Fortisimo07 t1_j4xoykj wrote

Yeah and those "vibrations" are pressure waves traveling through a medium (the metal that the fork is made of). It's sound.


TheJasonKientz t1_j4xseg1 wrote

It’s not a pressure wave. It’s an entirely different mechanism.

The fork tines oscillate back and forth as the metal bends at the base of the tines. There is no propagating wave through the metal. It’s really more like the motion of a spring.

Not all vibration crates sound and vibration is never sound in and of itself.

All atoms are vibrating all the time. But they are so small and there are so many of them vibrating out of sync with one another that a pressure wave never develops in any given direction.

Noise canceling headphones cancel the noise by oscillating out of phase with a sound wave so that the sound wave is canceled. So that’s a case where vibration actually eliminates sound.

Vibration is not sound.


Competitive_Way_5485 t1_j4u3hrp wrote

Ok, i understand. But how do we Communicate in the Vacuum of Space from Earth to Moon. How do the Signals move without any chance to form a Wave? And why do we freeze in Space?


gab_r95 t1_j4u45u9 wrote

The signals are electromagnetic waves (light, microwave, radio...). They don't need a medium, and actually in a vacuum they go as fast as possible (speed of light). We freeze in space by radiating the energy away (thermal infrared).


Jai84 t1_j4uhxzz wrote

Also, (I see people going back and forth on this a lot, but here’s my understanding….) you wouldn’t freeze super fast like you see in movies. There might be ice forming on your skin, but in general there’s not really any matter (there’s an infinitesimal amount even in the “vacuum of space”) for your body to interact with, so the only heat your body is loosing is from slow radiation. I’m assuming you’re also gassing off water vapor and other things into the vacuum from your skin, eyes, mouth, lungs, etc. which would cause a loss in temperature locally I think? I haven’t done a lot of research in this, but I think the general understanding is you’d take awhile to actually “freeze up”. You’d be dead and floating around and looking stiff because there’s minimal forces acting on your limbs etc., which could give the impression you’re frozen.

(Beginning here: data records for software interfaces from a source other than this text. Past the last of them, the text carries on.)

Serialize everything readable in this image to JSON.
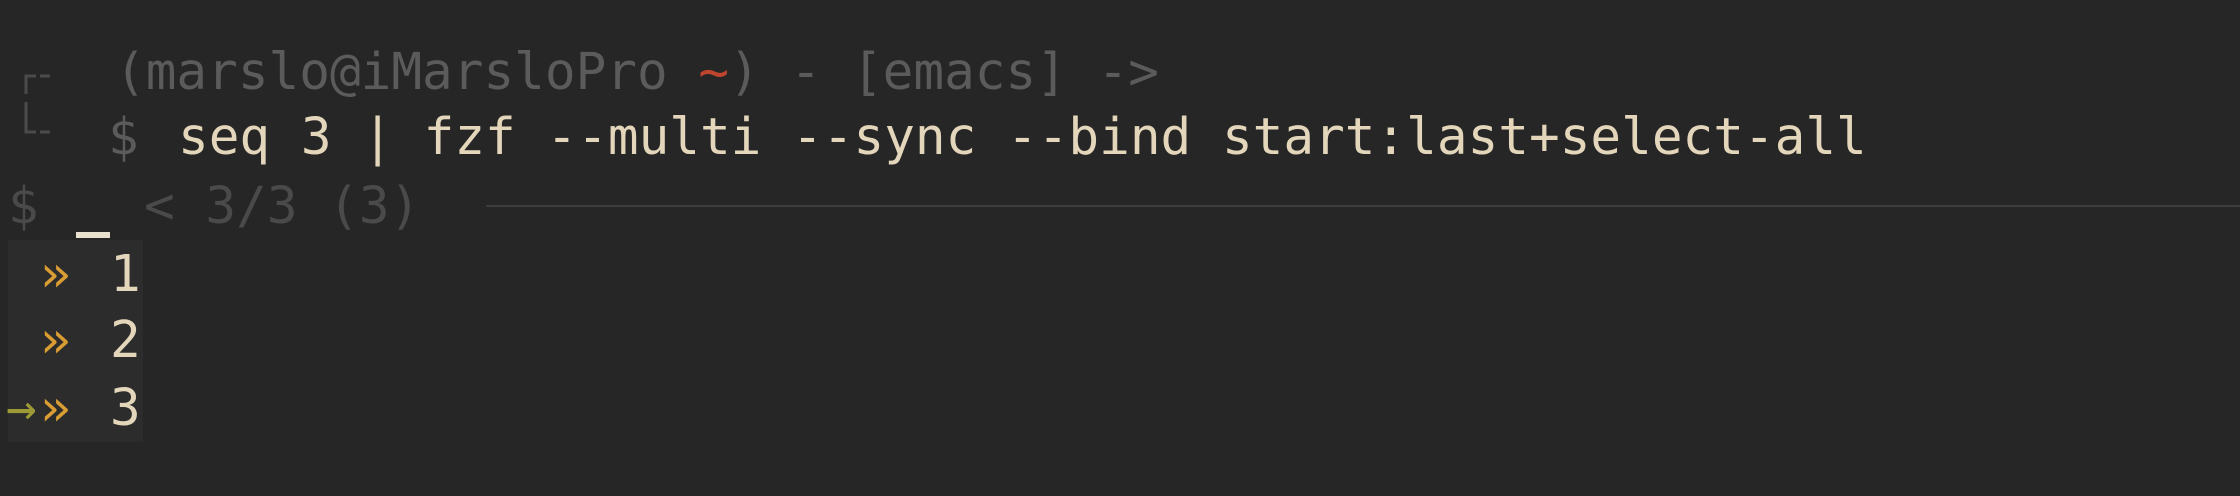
{
  "prompt": {
    "open_paren": "(",
    "user_host": "marslo@iMarsloPro",
    "home_symbol": "~",
    "suffix": ") - [emacs] ->",
    "dollar": "$",
    "command": "seq 3 | fzf --multi --sync --bind start:last+select-all"
  },
  "fzf": {
    "prompt_symbol": "$",
    "info": "< 3/3 (3)",
    "cursor": "_",
    "marker_symbol": "»",
    "pointer_symbol": "→",
    "items": [
      {
        "text": "1",
        "selected": true,
        "current": false
      },
      {
        "text": "2",
        "selected": true,
        "current": false
      },
      {
        "text": "3",
        "selected": true,
        "current": true
      }
    ]
  },
  "colors": {
    "background": "#262626",
    "text": "#e3d6bb",
    "dim": "#5b5b5b",
    "home": "#c0452f",
    "marker": "#d99d34",
    "pointer": "#9c9a35"
  }
}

Jarlentium t1_j4uk8n8 wrote

Yeah decompression is what will kill you not freezing

And spacecraft don't have freezing issues, they have overheating issues because there's no medium to transfer heat out of the ship


Poopster46 t1_j4usgbv wrote

> I’m assuming you’re also gassing off water vapor and other things into the vacuum from your skin, eyes, mouth, lungs, etc. which would cause a loss in temperature locally I think?

Absolutely. Due to the extremely low pressure in space, any liquid water would immediately evaporate, as the boiling point is inversely related to pressure. This will cause your surface temperature to drop. But as soon as that's over, your core temperature would probably offset that again.


Thundahcaxzd t1_j4u4794 wrote

Sound is molecules bumping into each other, so it needs a medium. Electromagnetic radiation such as light or radio or microwaves etc are something else entirely and dont need a medium.


TheJasonKientz t1_j4xlz53 wrote

The other answers about communicating are correct, we use radio wave which are light and which do not require a medium to propagate.

We freeze in space because there are no molecules in the air (there’s no air) bumping into our skin. On earth, air molecules are constantly bumping into you and transferring the energy they have picked up from the suns rays or from other air molecules. When this happens your badly stays warm.

But if you go to the top of a mountain, even in a sunny day it’s really really cold because the air is very thin. Actually you might be warm on the top of the mountain if you were in the sun because the suns rays would heat you up but if you were in the shade you’d get real cold. Even the back side of you body, the part not facing the sun would get real cold.

This is what happens in space as well. Things that are in direct sunlight are very hot and things that are in the shade are extremely cold. Because the only natural heat source when there is no air are the rays from the sun.

The James Webb Space telescope is over 200 degrees Fahrenheit on the sun lit side and is less that -350 degrees Fahrenheit on the dark side. There is almost a 600 degree difference. All because there is no air.